Monday, November 06, 2006

Overwintering the Babies

I had great success with winter sowing last year. During the growing season, I planted out as many seedlings as I could, but some were too small to put into the ground. Others were large enough, but their new home will not be ready until next spring. So, my deck and rose bed became nurseries for most of the summer. As the season ended, though, I knew that I needed to find a more sheltered home for them to overwinter.

I initially planned to set the dozens of little pots in disposable roasting pans in the garage. I overwintered potted trees in this manner last year. I was worried, though, that I wouldn’t give them adequate water and that the garage may get too cold for such tiny pots. The ideal solution would be to sink the pots in some unused garden space and mulch with leaves, but I didn’t have any empty space.

When I decided to rip out all the plantings in the garage bed in order to grow vegetables next year, I not only freed up garden space, I freed up garden space with well worked topsoil. (A previous owner removed the native clay and filled it with a loamy mix.) It was a piece of cake to “plant” my little pots in the earth. Believe it or not, I ran out of room before I finished! My less desirable plants will be overwintering in the pit of despair.

With at least one hundred little perennials awaiting a home, you would think that I wouldn’t have dozens of new seeds to sow this winter, but I do. What can I say? I’m a plantaholic. At least I’m in good company.

Thursday, November 02, 2006

Gardening Commandment #2?

I’m a neat and tidy sort of person.

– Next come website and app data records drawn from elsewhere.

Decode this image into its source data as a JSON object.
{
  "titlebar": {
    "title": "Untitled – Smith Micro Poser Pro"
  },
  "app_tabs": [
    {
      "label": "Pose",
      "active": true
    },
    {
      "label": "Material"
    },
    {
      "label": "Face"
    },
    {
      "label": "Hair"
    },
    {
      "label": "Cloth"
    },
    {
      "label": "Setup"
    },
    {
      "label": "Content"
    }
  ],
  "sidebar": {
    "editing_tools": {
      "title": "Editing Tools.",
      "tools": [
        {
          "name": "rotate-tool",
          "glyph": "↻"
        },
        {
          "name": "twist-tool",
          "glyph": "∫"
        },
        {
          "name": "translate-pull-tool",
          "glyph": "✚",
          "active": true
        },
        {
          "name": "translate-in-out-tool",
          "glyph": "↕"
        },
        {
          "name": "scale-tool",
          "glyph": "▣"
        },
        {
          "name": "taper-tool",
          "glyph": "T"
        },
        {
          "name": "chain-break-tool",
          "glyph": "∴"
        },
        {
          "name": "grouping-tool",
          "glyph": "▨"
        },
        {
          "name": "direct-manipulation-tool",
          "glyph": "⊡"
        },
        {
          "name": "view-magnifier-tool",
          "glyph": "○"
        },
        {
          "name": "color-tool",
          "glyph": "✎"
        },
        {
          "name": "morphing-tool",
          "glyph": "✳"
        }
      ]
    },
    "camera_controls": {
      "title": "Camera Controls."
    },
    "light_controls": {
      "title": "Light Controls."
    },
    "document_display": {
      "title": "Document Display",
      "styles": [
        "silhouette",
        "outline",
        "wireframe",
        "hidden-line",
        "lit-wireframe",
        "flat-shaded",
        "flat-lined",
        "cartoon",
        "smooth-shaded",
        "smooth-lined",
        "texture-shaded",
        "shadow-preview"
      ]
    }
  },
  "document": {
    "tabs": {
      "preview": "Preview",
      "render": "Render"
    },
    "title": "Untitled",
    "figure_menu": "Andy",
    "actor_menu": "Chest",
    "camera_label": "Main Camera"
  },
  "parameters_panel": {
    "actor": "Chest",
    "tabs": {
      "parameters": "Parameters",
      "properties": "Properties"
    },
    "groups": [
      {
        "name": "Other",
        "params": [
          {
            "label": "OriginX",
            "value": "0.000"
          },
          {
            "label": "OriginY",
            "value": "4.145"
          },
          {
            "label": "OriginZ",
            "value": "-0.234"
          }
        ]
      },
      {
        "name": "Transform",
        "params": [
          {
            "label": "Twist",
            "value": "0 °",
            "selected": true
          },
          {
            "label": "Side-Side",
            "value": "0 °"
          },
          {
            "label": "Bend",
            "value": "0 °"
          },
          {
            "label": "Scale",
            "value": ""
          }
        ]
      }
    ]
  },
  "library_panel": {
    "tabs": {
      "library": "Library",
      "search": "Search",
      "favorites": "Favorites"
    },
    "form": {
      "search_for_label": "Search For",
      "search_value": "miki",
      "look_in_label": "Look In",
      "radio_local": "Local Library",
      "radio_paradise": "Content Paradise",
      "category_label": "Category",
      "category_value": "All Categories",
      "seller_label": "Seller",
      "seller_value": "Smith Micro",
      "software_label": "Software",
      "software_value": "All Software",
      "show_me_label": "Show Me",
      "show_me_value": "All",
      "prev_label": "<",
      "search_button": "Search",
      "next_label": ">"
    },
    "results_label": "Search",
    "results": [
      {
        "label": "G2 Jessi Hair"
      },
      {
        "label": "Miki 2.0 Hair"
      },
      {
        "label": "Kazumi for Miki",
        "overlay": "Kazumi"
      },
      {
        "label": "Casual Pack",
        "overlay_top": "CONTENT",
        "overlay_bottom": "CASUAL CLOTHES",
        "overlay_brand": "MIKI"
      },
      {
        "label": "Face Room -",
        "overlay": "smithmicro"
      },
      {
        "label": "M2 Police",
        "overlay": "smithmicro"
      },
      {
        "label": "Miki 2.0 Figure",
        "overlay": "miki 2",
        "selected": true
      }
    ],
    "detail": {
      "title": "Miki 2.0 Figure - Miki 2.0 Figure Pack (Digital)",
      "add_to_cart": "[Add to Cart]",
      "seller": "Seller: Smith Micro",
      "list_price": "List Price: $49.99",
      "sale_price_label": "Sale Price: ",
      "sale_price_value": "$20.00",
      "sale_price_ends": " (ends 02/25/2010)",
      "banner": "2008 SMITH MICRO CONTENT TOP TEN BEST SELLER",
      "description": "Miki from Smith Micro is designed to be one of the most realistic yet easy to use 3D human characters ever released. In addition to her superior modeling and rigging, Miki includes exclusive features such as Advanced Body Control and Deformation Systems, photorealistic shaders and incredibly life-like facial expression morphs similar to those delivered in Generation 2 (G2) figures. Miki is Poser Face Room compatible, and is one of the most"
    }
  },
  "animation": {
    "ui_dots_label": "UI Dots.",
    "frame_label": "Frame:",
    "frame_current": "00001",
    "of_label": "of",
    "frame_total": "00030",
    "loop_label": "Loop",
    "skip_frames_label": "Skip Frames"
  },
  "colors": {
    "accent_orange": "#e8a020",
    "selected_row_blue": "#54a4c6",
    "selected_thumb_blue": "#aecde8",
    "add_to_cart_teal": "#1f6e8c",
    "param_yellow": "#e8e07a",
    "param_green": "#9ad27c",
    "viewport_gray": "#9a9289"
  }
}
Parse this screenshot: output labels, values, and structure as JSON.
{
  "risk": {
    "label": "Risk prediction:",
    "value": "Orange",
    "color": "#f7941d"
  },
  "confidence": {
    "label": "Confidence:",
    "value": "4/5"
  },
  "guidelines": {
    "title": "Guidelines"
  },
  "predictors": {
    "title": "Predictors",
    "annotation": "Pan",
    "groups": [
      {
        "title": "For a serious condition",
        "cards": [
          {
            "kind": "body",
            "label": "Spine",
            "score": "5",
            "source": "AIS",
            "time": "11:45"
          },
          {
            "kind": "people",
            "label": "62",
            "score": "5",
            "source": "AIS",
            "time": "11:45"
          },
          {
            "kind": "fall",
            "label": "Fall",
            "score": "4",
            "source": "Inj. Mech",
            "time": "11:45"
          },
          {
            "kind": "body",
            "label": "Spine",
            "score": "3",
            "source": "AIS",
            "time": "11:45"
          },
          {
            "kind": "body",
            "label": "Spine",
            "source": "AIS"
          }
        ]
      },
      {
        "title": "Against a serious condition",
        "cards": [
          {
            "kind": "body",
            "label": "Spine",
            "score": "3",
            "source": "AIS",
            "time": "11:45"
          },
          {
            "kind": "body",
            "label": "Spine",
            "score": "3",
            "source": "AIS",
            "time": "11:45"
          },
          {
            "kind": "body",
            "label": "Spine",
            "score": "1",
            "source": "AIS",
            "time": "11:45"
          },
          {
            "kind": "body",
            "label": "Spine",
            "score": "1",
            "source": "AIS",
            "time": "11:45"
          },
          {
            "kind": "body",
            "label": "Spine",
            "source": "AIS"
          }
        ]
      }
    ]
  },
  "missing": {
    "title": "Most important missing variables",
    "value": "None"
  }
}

My Marines used to move my desktop items around when I stepped out of the office just to giggle at me readjusting them mere centimeters back to their proper places when I returned. I initially applied my orderly attitude to gardening. I’ve already discussed how unappealing planting in straight lines turned out to be. I also took a rather anal approach to plant groupings. I would plant them in a straight line, alternating varieties, creating orderly patterns of two or three. The results were not categorically ridiculous, but the patterns usually looked quite artificial.

For instance, in my sunset bed, I initially planted six plants along the edge: two each of cardinal lobelia, red daylilies, and goblin gaillardia. Let’s forget for a moment that the cardinal lobelia abhor a dry, northwestern exposure and I had to move them and that the gaillardia fried to death in a few short months. Had all the plants lived, the result would have been much more appropriate to an amusement park planting than a cottage garden. The pattern, rather than the overall effect, becomes the focus. Planting in 3’s is recommended, but that doesn’t mean to plant in patterns of three.

My experiences with patterns of two have been better. Along the front walk, I’ve planted lamb’s ear alternating with East Friesland sage. Although the lamb’s ear needs twice yearly, savage pruning to keep it from consuming the sage, the result is pleasing. The orderliness nicely balances the wild jungle of flowers in the rest of the bed. I’ve also seen nice results with patterns of two in other people’s yards and at Friendship Park.

Generally, though, I try to avoid patterns of even two, now. The result is formal, even a bit military, and that’s not my style (any more). In fact, I try to steer other people away from it as well. I think it is most tempting to create patterns when you are torn between two or more different plants or varieties. You think, “Well, since I can’t decide, I’ll just get an equal number of each and alternate them!” Don’t do it! If you’re planting in a line (hedge or edging), choose one variety only or choose many and don’t plant them in a discernible pattern (mixed hedges). If you aren’t planting in a line, go ahead and get both plants, but plant them each in their own little blobs (drifts, if you will).

Straight lines and patterns look great in the gardens of Versailles, but they just appear unimaginative and uptight in anything smaller. I guess my Second Gardening Commandment would be to Avoid Planting in Patterns. Unless you’re growing a living chessboard or something. That would be kind of cool.